Brand owners will closely examine next week's judgment on three cases, one of which was brought by Louis Vuitton
Buying a sponsored link on a keyword such as Nike can be useful for retailers who stock goods of that brand -- yet the retailers do not pay Nike
At the extreme, brands like Louis Vuitton and others fear that a loss of control of their brands to less-than-desirable outfits -- such as counterfeiters -- would damage painstakingly managed reputations or confuse and drive away consumers.
NO CLEAN WIN
The case is the first at such a high level to test Google's liability, rather than that of the advertisers buying keywords.
Google used to block advertisers from buying others' brand names as keywords, but in 2004 it changed its policy in North America and four years later extended that to Britain and Ireland. Google says it will honor valid complaints from brand owners and prevent their rivals from using a trademarked keyword in their ad text, but some trademark holders say they should not be sold in the first place.

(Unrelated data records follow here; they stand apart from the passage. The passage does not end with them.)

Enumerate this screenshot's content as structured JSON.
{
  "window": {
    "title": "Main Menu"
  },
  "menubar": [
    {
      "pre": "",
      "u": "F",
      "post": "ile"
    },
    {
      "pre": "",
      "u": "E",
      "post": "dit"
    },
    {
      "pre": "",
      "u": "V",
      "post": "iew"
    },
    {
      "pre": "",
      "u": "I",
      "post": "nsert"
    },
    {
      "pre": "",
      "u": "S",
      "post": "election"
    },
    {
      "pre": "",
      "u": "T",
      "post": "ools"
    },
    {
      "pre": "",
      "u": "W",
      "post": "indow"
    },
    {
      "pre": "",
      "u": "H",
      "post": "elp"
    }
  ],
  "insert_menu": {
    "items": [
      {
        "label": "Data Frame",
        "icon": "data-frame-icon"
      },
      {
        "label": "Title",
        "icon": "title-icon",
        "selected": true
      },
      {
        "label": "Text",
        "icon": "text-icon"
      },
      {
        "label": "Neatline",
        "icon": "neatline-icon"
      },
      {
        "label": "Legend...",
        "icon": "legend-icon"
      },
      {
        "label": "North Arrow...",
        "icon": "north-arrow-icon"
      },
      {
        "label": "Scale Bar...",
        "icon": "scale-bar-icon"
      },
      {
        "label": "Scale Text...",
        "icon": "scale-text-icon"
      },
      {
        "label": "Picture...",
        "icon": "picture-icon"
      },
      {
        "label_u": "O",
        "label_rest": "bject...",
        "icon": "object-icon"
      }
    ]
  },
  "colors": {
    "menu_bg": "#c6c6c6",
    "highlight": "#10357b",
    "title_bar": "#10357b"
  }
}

The stakes are high in this murky area of law because paid ads are a mainstay of Google's business and a foundation of commerce in the digital age. Courts in various member states within the European Union have issued disparate rulings, and U.S. decisions are similarly inconsistent.
Although Google does not break out revenue from its paid ads, it derives 97 percent of its annual revenue of nearly $24 billion from advertising.
Cases from five European nations brought by brand owners against advertisers are also pending in the European Court of Justice. The first of those will also be decided next week.
In one of those cases, international flower delivery group Interflora Inc and its UK unit are suing British retailer Marks & Spencer
Interflora says its bidding costs for its own name as a keyword leapt as much as 14-fold when Google changed its policy in Britain in 2008, increasing its costs by a total of $750,000 in the first year after the change.
In the Google case, experts believe the court will rule at least partly in the Web giant's favor, based on the September nonbinding opinion of the court's Advocate General that Google did not infringe brand owners' rights by allowing advertisers to buy keywords corresponding to trademarks.
But the case, which originated in the French courts, is unlikely to completely absolve Google of future responsibility, with further litigation in European countries guaranteed.
It's my feeling Google is going to win, but it's not going to be an ultimate victory for Google, said Alex Montagu, a New York-based attorney who specializes in intellectual property and international commerce transactions.
Though the hot-button issue of counterfeiting was not in front of the court, brand owners could still find Google liable in their host countries for secondary infringement by selling keywords to those who then infringe the trademark, such as counterfeiters.
Where Google is not out of the woods is if Louis Vuitton can demonstrate that those sponsored links are being sold to people not authorized to use those trademarks, such as counterfeiters or the grey goods market, said Montagu.
He argues for an international convention to deal with the liability of Internet service providers, saying trademark law has not kept pace with the digital age.
A favorable ruling for Google in Europe's top court could allow eBay to reargue cases it has lost in countries such as France considered sympathetic to the claims of brand owners.
Google currently faces eight cases alone in the United States over the sale of trademarked keywords, said Goldman.
A nice, clean ruling from the European Court of Justice could potentially influence U.S. law, said Goldman, who added: It's very possible we'll get a very muddy, murky ruling.
We take it for granted that Google can do whatever it's doing and that's not a question that anyone here (in the U.S.) has ever answered definitively.
(Additional reporting by Foo Yun Chee in Brussels; Editing by Gary Hill)